For Danielle Sobel, the key to success is the ability to be dynamic and nimble in an industry that's ever-changing, and to see set backs as lessons and stepping stones to keep you moving forward. Find out how her journey to Juice Society started and how she spends her days below.
Location: Austin Texas
Occupation: Founder & CEO at Juice Society and Flycatcher Farms
University: F.I.T (The Fashion Institute of Technology)
Secretly Obsessed With: skin care products & Drake.
On My Nightstand: So many cups of water, Spirit Junkie by Gabrielle Bernstein, & Nanaks Skin Repair
Last Thing You Read: Setting The Table by Danny Meyer
How did you get started?
Juice Society came about through my personal health journey. I healed chronic eczema and migraines by transitioning my diet and overall outlook on food as medicine. My journey with food really opened my eyes to how healing (or destructive) what we put in our bodies can be. It was through this realization I started Juice Society as a way to hopefully help others connect with their food, their bodies and shift the conversation on wellness.
What key elements played into your success?
The ability to be dynamic and nimble in an industry thats ever-changing is key. Also, it took some time, but I don't get discouraged by set backs. I look at all of them now as lessons and as a stepping stone rather than letting them prevent me from moving forward. Its really all about perspective!
What's your favorite part of your day?
I absolutely love the morning. Sometimes I have to leave super early and I'm rushed so the days I get to wake up and actually enjoy the morning are my favorite. JS has turned me into a super early riser so Im usually waking up around 5. Having time to workout, make breakfast and work on my morning to-do list while sitting on my balcony in the sun is the ideal way to start my morning. I also love getting face time with our customers at the shop! It reminds me why I started this all and really keeps my vision clear.
What struggles did you face getting to this point?
That's a super long list. Anytime you venture out on a new idea alone your facing challenges day in and day out. Whether its product control, raising money, employees, sales or construction - things are constantly thrown your way but it's all about how you face and handle those struggles. Overall expanding our brand's mission and product in a clear, innovative and exciting way is the consistent challenge but one I thoroughly enjoy.
Who was the biggest influence in your professional life?
My father. He taught me so much especially when it came to management and growing my team. He was incredible at building a really positive culture and was a kind, confident leader. He also was continuously motivating me and pushing me to go into areas where I might feel uncomfortable. He never let me quit and that has stayed with me throughout this whole journey.
When do you feel most successful?
Anytime I get to have a conversation with a customer who's overall lifestyle and health has changed because of our product. It really lights me up and I feel so grateful to be in a space where I get to connect with people on that level.
What's the best advice you received when starting Juice Society?

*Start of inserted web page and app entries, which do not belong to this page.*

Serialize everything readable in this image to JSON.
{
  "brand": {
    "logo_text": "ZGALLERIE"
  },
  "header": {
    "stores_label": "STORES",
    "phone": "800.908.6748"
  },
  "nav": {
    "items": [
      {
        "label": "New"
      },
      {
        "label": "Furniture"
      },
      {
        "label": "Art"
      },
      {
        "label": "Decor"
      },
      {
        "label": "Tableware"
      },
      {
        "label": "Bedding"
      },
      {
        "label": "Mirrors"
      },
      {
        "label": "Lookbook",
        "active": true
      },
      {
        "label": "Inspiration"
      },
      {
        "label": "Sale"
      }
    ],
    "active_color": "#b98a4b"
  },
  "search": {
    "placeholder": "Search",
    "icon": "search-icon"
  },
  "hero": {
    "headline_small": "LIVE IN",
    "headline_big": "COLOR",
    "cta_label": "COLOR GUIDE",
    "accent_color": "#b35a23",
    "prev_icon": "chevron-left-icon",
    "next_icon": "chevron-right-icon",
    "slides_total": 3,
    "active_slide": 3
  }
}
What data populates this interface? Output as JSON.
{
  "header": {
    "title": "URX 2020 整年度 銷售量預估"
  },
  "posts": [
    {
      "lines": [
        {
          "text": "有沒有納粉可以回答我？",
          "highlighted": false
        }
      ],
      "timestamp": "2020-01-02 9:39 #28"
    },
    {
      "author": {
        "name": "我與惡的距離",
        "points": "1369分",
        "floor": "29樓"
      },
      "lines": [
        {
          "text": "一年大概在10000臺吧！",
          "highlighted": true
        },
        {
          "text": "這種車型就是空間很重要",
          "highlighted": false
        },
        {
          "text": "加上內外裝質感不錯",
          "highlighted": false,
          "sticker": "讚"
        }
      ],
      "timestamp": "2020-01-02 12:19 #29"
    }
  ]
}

I was spending an absurd amount of time recipe testing and trying to get everything absolutely perfect before launching and a friend told me "JUST START." It was simple but profound and he was 100% right. Creating a company is scary, but if you don't put yourself out there and get real, genuine feedback from customers you wont ever begin moving forward. Nothing will be perfect and its something you will constantly have to work at, constantly change and evolve with the landscape. At the end of the day thats what makes it so fun!
What’s the best piece of advice you received in general?
I have two. No one told me either, I read them (and I don't remember who said them) - The first: "No is a complete sentence." I instantly loved this because I felt as a young, female entrepreneur I was constantly having to defend every decision I was / am making. Its a simple phrase that reminds me to have confidence in my decisions and my vision despite any doubters.
The second: "If you're the smartest person in the room, you're in the wrong room." I love this and hire my team with this in mind. I think its important to surround yourself with people who will challenge you and push you to think outside the box or get a little uncomfortable. To me, being comfortable means your not being creative, innovative or taking risk. I never want to feel comfortable.
What accomplishment are you most proud of?
Ah, such a tough questions because I always feel like the work isn't done yet! When I look back on it all I do feel really proud of the team I have been able to bring together. Also the ability to work non-stop at this and see an idea I had come to fruition is still kind of crazy and surreal.
What advice would you give to women looking to enter your industry?
Do your research, know your product, know your numbers & most importantly, remember why you started.